I had two MAJOR issues with this book. I was given an eARC of this book, so this may not be in the final copy, but I still need to mention this. At one point Shay says in the book that “if you want to be fat, do what fat people do, and if you want to be skinny, do what skinny people do. It’s as simple as that.” And then towards the end of the book he says to “pick any diet plan. Just internet search and just do it.” HUGE RED FLAGS! How some people get skinny, is not always a very healthy way. This can start eating disorders. I understood what he was trying to get at. I think he meant healthy and not necessarily skinny. He should have replaced “skinny” with “healthy” a few times throughout the book. Then to tell people to just search the internet for diet plans….no. There are SO many unhealthy and scam diets out there. I researched for a month to figure out what the best plan of action was for me to lose weight. With so many young people going to read this, I think those were the two most dangerous things said in the book. My eyes bugged out when I read that.

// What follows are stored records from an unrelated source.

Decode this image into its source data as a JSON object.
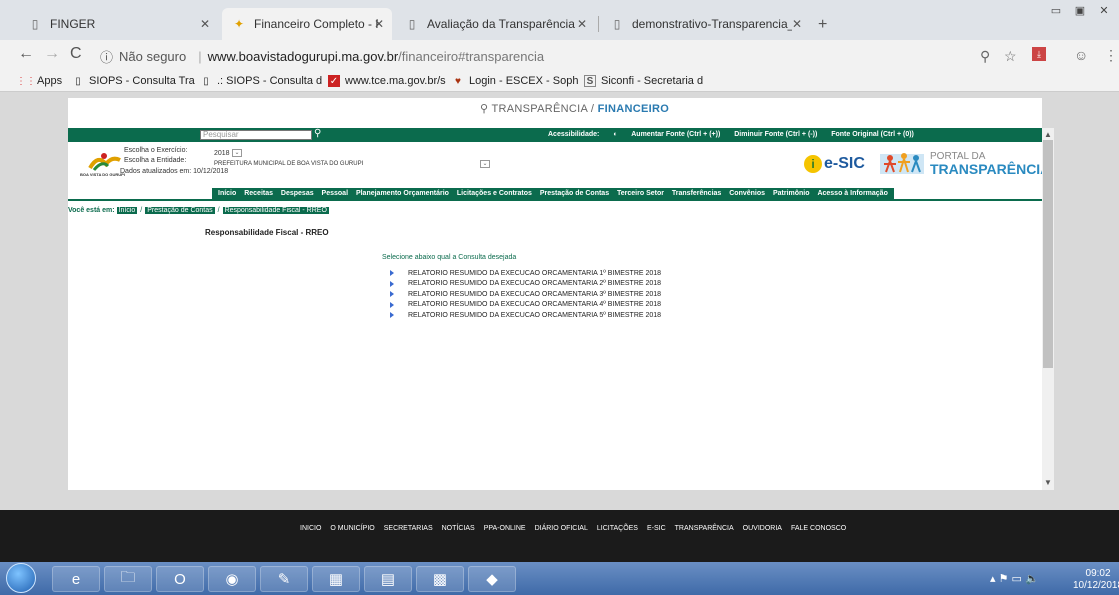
{
  "browser": {
    "tabs": [
      {
        "title": "FINGER",
        "icon": "page-icon"
      },
      {
        "title": "Financeiro Completo - Portal da",
        "icon": "site-logo-icon"
      },
      {
        "title": "Avaliação da Transparência dos",
        "icon": "page-icon"
      },
      {
        "title": "demonstrativo-Transparencia_Ex",
        "icon": "page-icon"
      }
    ],
    "address": {
      "security": "Não seguro",
      "host": "www.boavistadogurupi.ma.gov.br",
      "path": "/financeiro#transparencia"
    },
    "bookmarks": [
      {
        "label": "Apps",
        "icon": "apps-grid-icon"
      },
      {
        "label": "SIOPS - Consulta Tra",
        "icon": "page-icon"
      },
      {
        "label": ".: SIOPS - Consulta d",
        "icon": "page-icon"
      },
      {
        "label": "www.tce.ma.gov.br/s",
        "icon": "tce-icon"
      },
      {
        "label": "Login - ESCEX - Soph",
        "icon": "heart-icon"
      },
      {
        "label": "Siconfi - Secretaria d",
        "icon": "s-icon"
      }
    ]
  },
  "page": {
    "top_search": {
      "prefix": "TRANSPARÊNCIA /",
      "accent": "FINANCEIRO"
    },
    "site_search_placeholder": "Pesquisar",
    "accessibility": {
      "label": "Acessibilidade:",
      "increase": "Aumentar Fonte (Ctrl + (+))",
      "decrease": "Diminuir Fonte (Ctrl + (-))",
      "original": "Fonte Original (Ctrl + (0))"
    },
    "header": {
      "exercicio_label": "Escolha o Exercício:",
      "exercicio_value": "2018",
      "entidade_label": "Escolha a Entidade:",
      "entidade_value": "PREFEITURA MUNICIPAL DE BOA VISTA DO GURUPI",
      "updated": "Dados atualizados em: 10/12/2018",
      "logo_caption": "BOA VISTA DO GURUPI",
      "esic": "e-SIC",
      "portal_line1": "PORTAL DA",
      "portal_line2": "TRANSPARÊNCIA"
    },
    "menu": [
      "Início",
      "Receitas",
      "Despesas",
      "Pessoal",
      "Planejamento Orçamentário",
      "Licitações e Contratos",
      "Prestação de Contas",
      "Terceiro Setor",
      "Transferências",
      "Convênios",
      "Patrimônio",
      "Acesso à Informação"
    ],
    "breadcrumb": {
      "label": "Você está em:",
      "items": [
        "Início",
        "Prestação de Contas",
        "Responsabilidade Fiscal - RREO"
      ]
    },
    "title": "Responsabilidade Fiscal - RREO",
    "instruction": "Selecione abaixo qual a Consulta desejada",
    "reports": [
      "RELATORIO RESUMIDO DA EXECUCAO ORCAMENTARIA 1º BIMESTRE 2018",
      "RELATORIO RESUMIDO DA EXECUCAO ORCAMENTARIA 2º BIMESTRE 2018",
      "RELATORIO RESUMIDO DA EXECUCAO ORCAMENTARIA 3º BIMESTRE 2018",
      "RELATORIO RESUMIDO DA EXECUCAO ORCAMENTARIA 4º BIMESTRE 2018",
      "RELATORIO RESUMIDO DA EXECUCAO ORCAMENTARIA 5º BIMESTRE 2018"
    ]
  },
  "footer": {
    "links": [
      "INICIO",
      "O MUNICÍPIO",
      "SECRETARIAS",
      "NOTÍCIAS",
      "PPA-ONLINE",
      "DIÁRIO OFICIAL",
      "LICITAÇÕES",
      "E-SIC",
      "TRANSPARÊNCIA",
      "OUVIDORIA",
      "FALE CONOSCO"
    ]
  },
  "taskbar": {
    "time": "09:02",
    "date": "10/12/2018"
  },
  "colors": {
    "brand_green": "#0b6b4d",
    "accent_blue": "#2a7ab0"
  }
}
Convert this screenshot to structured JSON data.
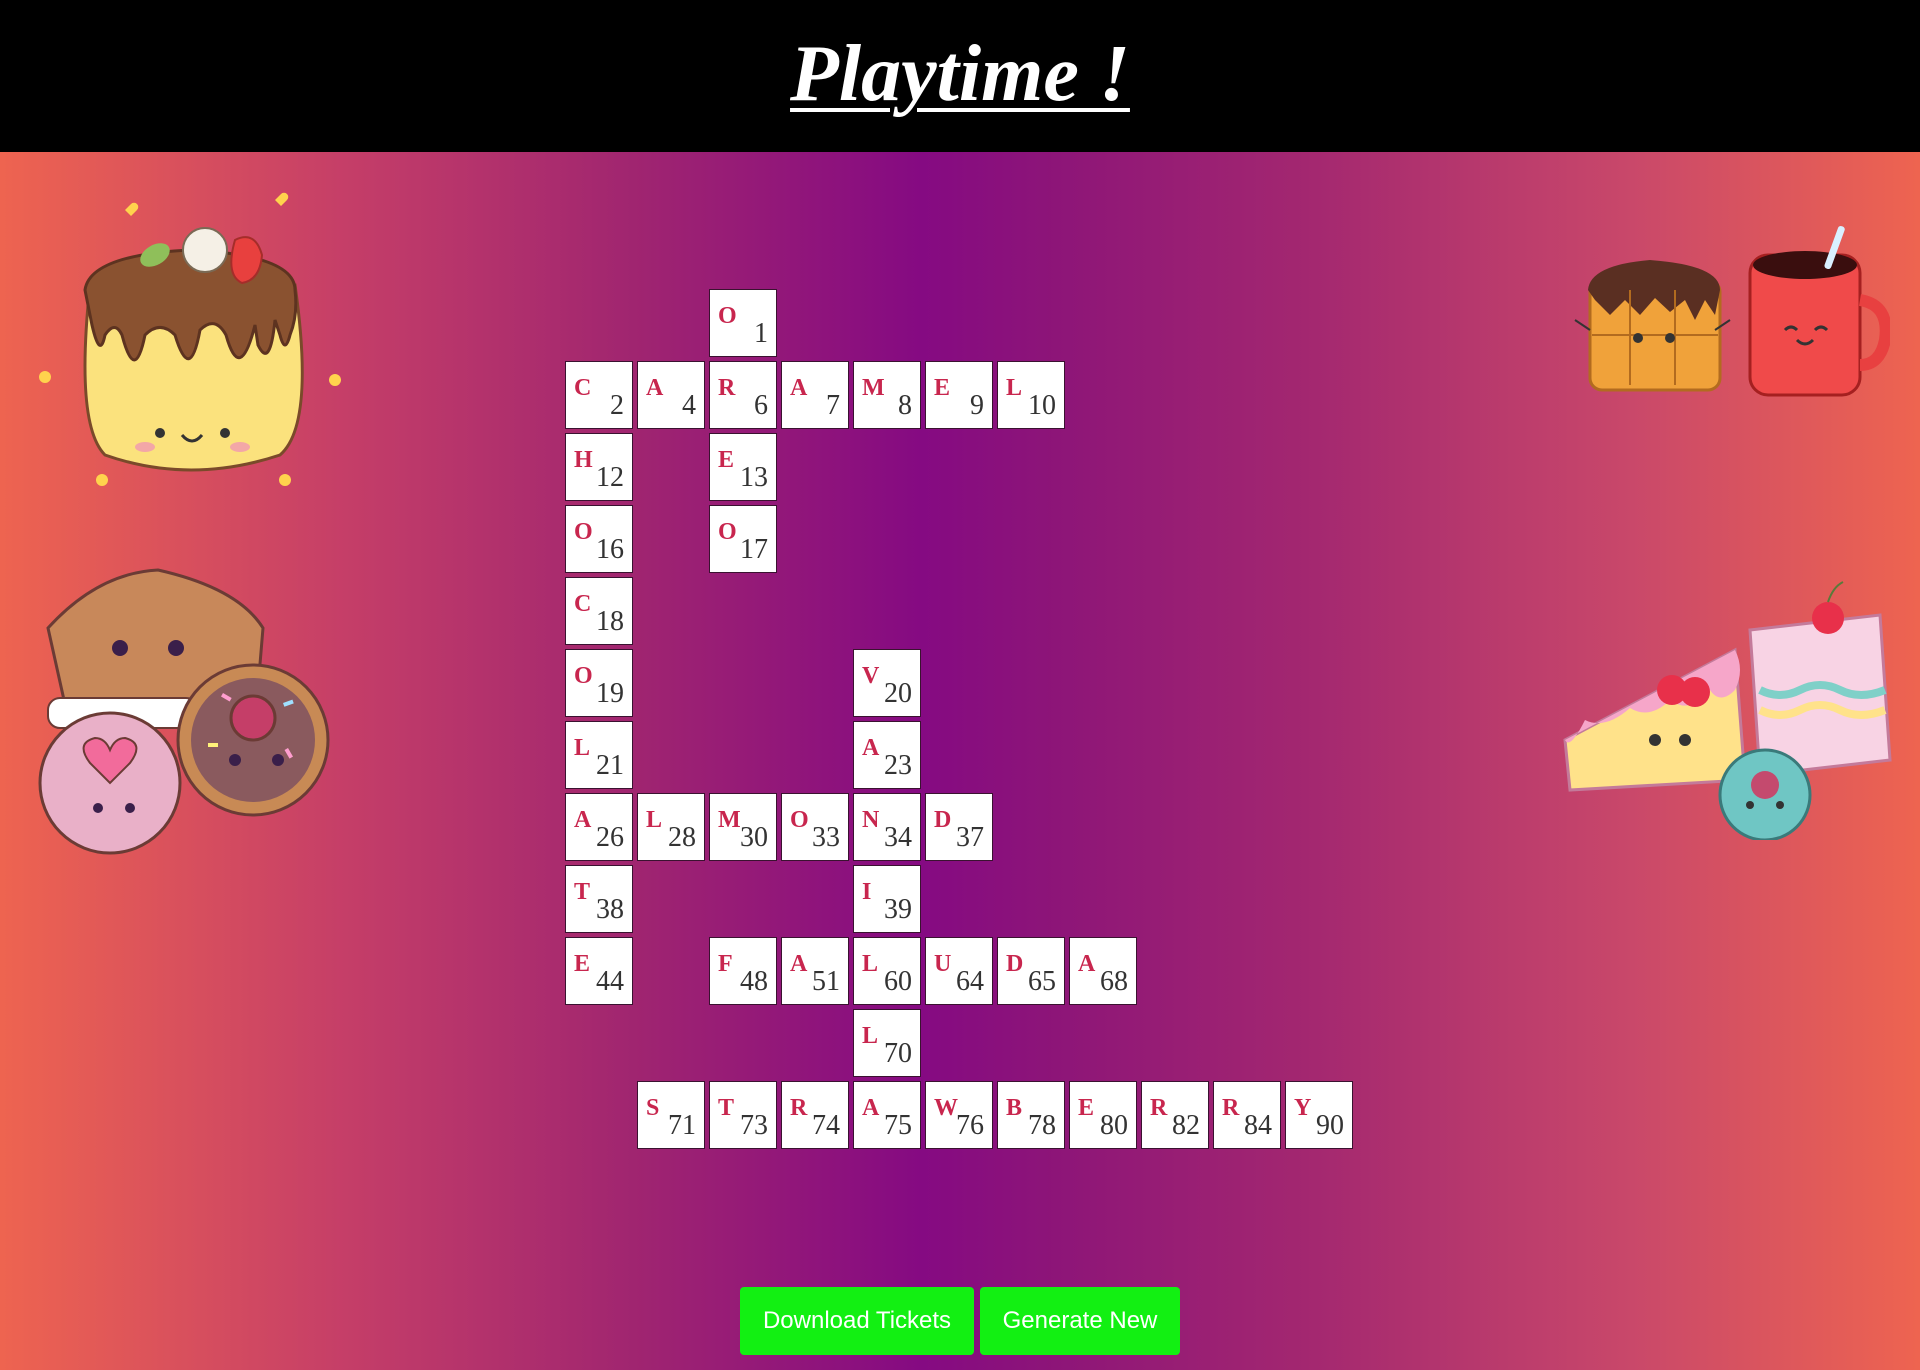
{
  "header": {
    "title": "Playtime !"
  },
  "board": {
    "cells": [
      {
        "letter": "O",
        "number": "1",
        "row": 0,
        "col": 2
      },
      {
        "letter": "C",
        "number": "2",
        "row": 1,
        "col": 0
      },
      {
        "letter": "A",
        "number": "4",
        "row": 1,
        "col": 1
      },
      {
        "letter": "R",
        "number": "6",
        "row": 1,
        "col": 2
      },
      {
        "letter": "A",
        "number": "7",
        "row": 1,
        "col": 3
      },
      {
        "letter": "M",
        "number": "8",
        "row": 1,
        "col": 4
      },
      {
        "letter": "E",
        "number": "9",
        "row": 1,
        "col": 5
      },
      {
        "letter": "L",
        "number": "10",
        "row": 1,
        "col": 6
      },
      {
        "letter": "H",
        "number": "12",
        "row": 2,
        "col": 0
      },
      {
        "letter": "E",
        "number": "13",
        "row": 2,
        "col": 2
      },
      {
        "letter": "O",
        "number": "16",
        "row": 3,
        "col": 0
      },
      {
        "letter": "O",
        "number": "17",
        "row": 3,
        "col": 2
      },
      {
        "letter": "C",
        "number": "18",
        "row": 4,
        "col": 0
      },
      {
        "letter": "O",
        "number": "19",
        "row": 5,
        "col": 0
      },
      {
        "letter": "V",
        "number": "20",
        "row": 5,
        "col": 4
      },
      {
        "letter": "L",
        "number": "21",
        "row": 6,
        "col": 0
      },
      {
        "letter": "A",
        "number": "23",
        "row": 6,
        "col": 4
      },
      {
        "letter": "A",
        "number": "26",
        "row": 7,
        "col": 0
      },
      {
        "letter": "L",
        "number": "28",
        "row": 7,
        "col": 1
      },
      {
        "letter": "M",
        "number": "30",
        "row": 7,
        "col": 2
      },
      {
        "letter": "O",
        "number": "33",
        "row": 7,
        "col": 3
      },
      {
        "letter": "N",
        "number": "34",
        "row": 7,
        "col": 4
      },
      {
        "letter": "D",
        "number": "37",
        "row": 7,
        "col": 5
      },
      {
        "letter": "T",
        "number": "38",
        "row": 8,
        "col": 0
      },
      {
        "letter": "I",
        "number": "39",
        "row": 8,
        "col": 4
      },
      {
        "letter": "E",
        "number": "44",
        "row": 9,
        "col": 0
      },
      {
        "letter": "F",
        "number": "48",
        "row": 9,
        "col": 2
      },
      {
        "letter": "A",
        "number": "51",
        "row": 9,
        "col": 3
      },
      {
        "letter": "L",
        "number": "60",
        "row": 9,
        "col": 4
      },
      {
        "letter": "U",
        "number": "64",
        "row": 9,
        "col": 5
      },
      {
        "letter": "D",
        "number": "65",
        "row": 9,
        "col": 6
      },
      {
        "letter": "A",
        "number": "68",
        "row": 9,
        "col": 7
      },
      {
        "letter": "L",
        "number": "70",
        "row": 10,
        "col": 4
      },
      {
        "letter": "S",
        "number": "71",
        "row": 11,
        "col": 1
      },
      {
        "letter": "T",
        "number": "73",
        "row": 11,
        "col": 2
      },
      {
        "letter": "R",
        "number": "74",
        "row": 11,
        "col": 3
      },
      {
        "letter": "A",
        "number": "75",
        "row": 11,
        "col": 4
      },
      {
        "letter": "W",
        "number": "76",
        "row": 11,
        "col": 5
      },
      {
        "letter": "B",
        "number": "78",
        "row": 11,
        "col": 6
      },
      {
        "letter": "E",
        "number": "80",
        "row": 11,
        "col": 7
      },
      {
        "letter": "R",
        "number": "82",
        "row": 11,
        "col": 8
      },
      {
        "letter": "R",
        "number": "84",
        "row": 11,
        "col": 9
      },
      {
        "letter": "Y",
        "number": "90",
        "row": 11,
        "col": 10
      }
    ]
  },
  "actions": {
    "download_label": "Download Tickets",
    "generate_label": "Generate New"
  },
  "stickers": [
    "pudding-sticker",
    "cookies-donut-sticker",
    "waffle-mug-sticker",
    "cakes-sticker"
  ],
  "colors": {
    "header_bg": "#000000",
    "letter": "#c8264e",
    "number": "#333333",
    "button": "#12f012"
  }
}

HOWEVER, the overall message of the book was a positive one. If you have the will power, focus, self-awareness, and decision making skills down, you can be successful, not just at weight loss, but in life.
This book would be a great one for people who are unsure about self-help books, and find them daunting. This isn’t a very long book at all. It is pretty much a 30 day diary of both of their weightloss/health journeys. So many different ages can get something different out of the book. It would be a great book to read with your kids and have an open dialogue about being a better person.
What’s really cool about this book, is that Shay and Gavin started a Fat Dad, Fat Kid series on the Shayloss YouTube channel. You could read a chapter a day and follow along on their daily exercise regimens. I thought that was pretty darn cool.